>>
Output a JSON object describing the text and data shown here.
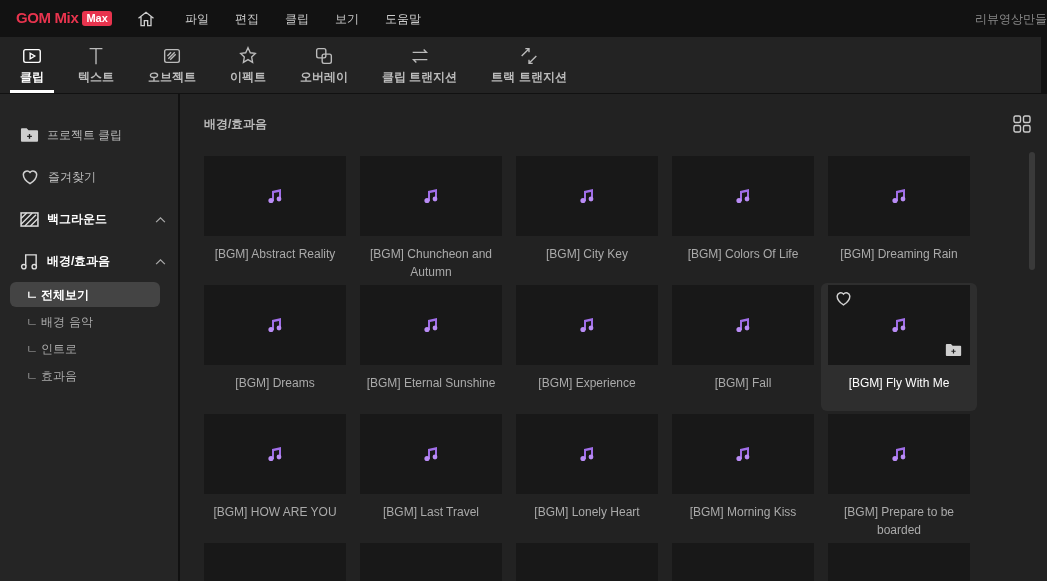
{
  "app": {
    "logo": "GOM Mix",
    "badge": "Max"
  },
  "menu": [
    "파일",
    "편집",
    "클립",
    "보기",
    "도움말"
  ],
  "user_text": "리뷰영상만들",
  "tabs": [
    {
      "label": "클립",
      "selected": true
    },
    {
      "label": "텍스트",
      "selected": false
    },
    {
      "label": "오브젝트",
      "selected": false
    },
    {
      "label": "이펙트",
      "selected": false
    },
    {
      "label": "오버레이",
      "selected": false
    },
    {
      "label": "클립 트랜지션",
      "selected": false
    },
    {
      "label": "트랙 트랜지션",
      "selected": false
    }
  ],
  "sidebar": {
    "items": [
      {
        "kind": "link",
        "label": "프로젝트 클립"
      },
      {
        "kind": "link",
        "label": "즐겨찾기"
      },
      {
        "kind": "category",
        "label": "백그라운드",
        "expanded": true
      },
      {
        "kind": "category",
        "label": "배경/효과음",
        "expanded": true,
        "children": [
          {
            "label": "ㄴ 전체보기",
            "selected": true
          },
          {
            "label": "ㄴ 배경 음악",
            "selected": false
          },
          {
            "label": "ㄴ 인트로",
            "selected": false
          },
          {
            "label": "ㄴ 효과음",
            "selected": false
          }
        ]
      }
    ]
  },
  "content": {
    "title": "배경/효과음",
    "items": [
      {
        "kind": "clip",
        "label": "[BGM] Abstract Reality",
        "selected": false
      },
      {
        "kind": "clip",
        "label": "[BGM] Chuncheon and Autumn",
        "selected": false
      },
      {
        "kind": "clip",
        "label": "[BGM] City Key",
        "selected": false
      },
      {
        "kind": "clip",
        "label": "[BGM] Colors Of Life",
        "selected": false
      },
      {
        "kind": "clip",
        "label": "[BGM] Dreaming Rain",
        "selected": false
      },
      {
        "kind": "clip",
        "label": "[BGM] Dreams",
        "selected": false
      },
      {
        "kind": "clip",
        "label": "[BGM] Eternal Sunshine",
        "selected": false
      },
      {
        "kind": "clip",
        "label": "[BGM] Experience",
        "selected": false
      },
      {
        "kind": "clip",
        "label": "[BGM] Fall",
        "selected": false
      },
      {
        "kind": "clip",
        "label": "[BGM] Fly With Me",
        "selected": true
      },
      {
        "kind": "clip",
        "label": "[BGM] HOW ARE YOU",
        "selected": false
      },
      {
        "kind": "clip",
        "label": "[BGM] Last Travel",
        "selected": false
      },
      {
        "kind": "clip",
        "label": "[BGM] Lonely Heart",
        "selected": false
      },
      {
        "kind": "clip",
        "label": "[BGM] Morning Kiss",
        "selected": false
      },
      {
        "kind": "clip",
        "label": "[BGM] Prepare to be boarded",
        "selected": false
      },
      {
        "kind": "partial"
      },
      {
        "kind": "partial"
      },
      {
        "kind": "partial"
      },
      {
        "kind": "partial"
      },
      {
        "kind": "partial"
      }
    ]
  }
}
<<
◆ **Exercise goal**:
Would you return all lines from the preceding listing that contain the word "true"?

◆ **Worked solution**:
      "selected": true
        "expanded": true
        "expanded": true,
            "selected": true
        "selected": true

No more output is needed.